WORK TASK: How many lines in the data below include the word "files"? Respond with the number, nothing more.

-------- SOURCE RECORDS

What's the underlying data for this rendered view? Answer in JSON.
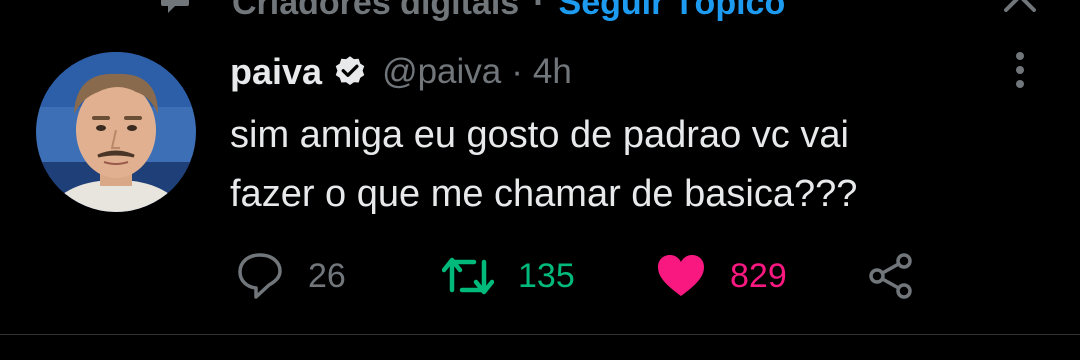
{
  "context": {
    "topic_text": "Criadores digitais",
    "separator": "·",
    "follow_topic_label": "Seguir Tópico"
  },
  "tweet": {
    "author_name": "paiva",
    "handle": "@paiva",
    "separator": "·",
    "time": "4h",
    "text_line1": "sim amiga eu gosto de padrao vc vai",
    "text_line2": "fazer o que me chamar de basica???"
  },
  "actions": {
    "reply_count": "26",
    "retweet_count": "135",
    "like_count": "829"
  },
  "colors": {
    "background": "#000000",
    "text_primary": "#e7e9ea",
    "text_secondary": "#71767b",
    "link": "#1d9bf0",
    "retweet_active": "#00ba7c",
    "like_active": "#f91880"
  },
  "icons": {
    "context": "speech-bubble-icon",
    "close": "close-icon",
    "verified": "verified-badge-icon",
    "more": "more-vertical-icon",
    "reply": "reply-icon",
    "retweet": "retweet-icon",
    "like": "heart-icon",
    "share": "share-icon"
  }
}
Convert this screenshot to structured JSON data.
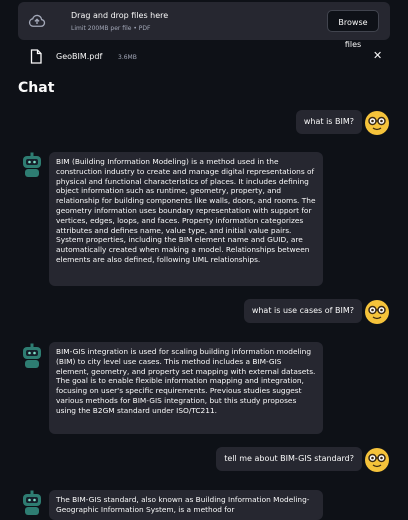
{
  "uploader": {
    "title": "Drag and drop files here",
    "limit": "Limit 200MB per file • PDF",
    "browse_label": "Browse files"
  },
  "file": {
    "name": "GeoBIM.pdf",
    "size": "3.6MB"
  },
  "chat": {
    "heading": "Chat",
    "messages": [
      {
        "role": "user",
        "text": "what is BIM?"
      },
      {
        "role": "assistant",
        "text": "BIM (Building Information Modeling) is a method used in the construction industry to create and manage digital representations of physical and functional characteristics of places. It includes defining object information such as runtime, geometry, property, and relationship for building components like walls, doors, and rooms. The geometry information uses boundary representation with support for vertices, edges, loops, and faces. Property information categorizes attributes and defines name, value type, and initial value pairs. System properties, including the BIM element name and GUID, are automatically created when making a model. Relationships between elements are also defined, following UML relationships."
      },
      {
        "role": "user",
        "text": "what is use cases of BIM?"
      },
      {
        "role": "assistant",
        "text": "BIM-GIS integration is used for scaling building information modeling (BIM) to city level use cases. This method includes a BIM-GIS element, geometry, and property set mapping with external datasets. The goal is to enable flexible information mapping and integration, focusing on user's specific requirements. Previous studies suggest various methods for BIM-GIS integration, but this study proposes using the B2GM standard under ISO/TC211."
      },
      {
        "role": "user",
        "text": "tell me about BIM-GIS standard?"
      },
      {
        "role": "assistant",
        "text": "The BIM-GIS standard, also known as Building Information Modeling-Geographic Information System, is a method for"
      }
    ]
  },
  "icons": {
    "upload": "cloud-upload-icon",
    "file": "file-icon",
    "close": "close-icon",
    "user_avatar": "nerd-face-emoji",
    "assistant_avatar": "robot-avatar"
  },
  "colors": {
    "background": "#0e1117",
    "bubble": "#262730",
    "text": "#fafafa",
    "muted": "#a3a8b8",
    "emoji": "#f5c33b",
    "robot": "#2e7d72"
  }
}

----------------

RESULT: 2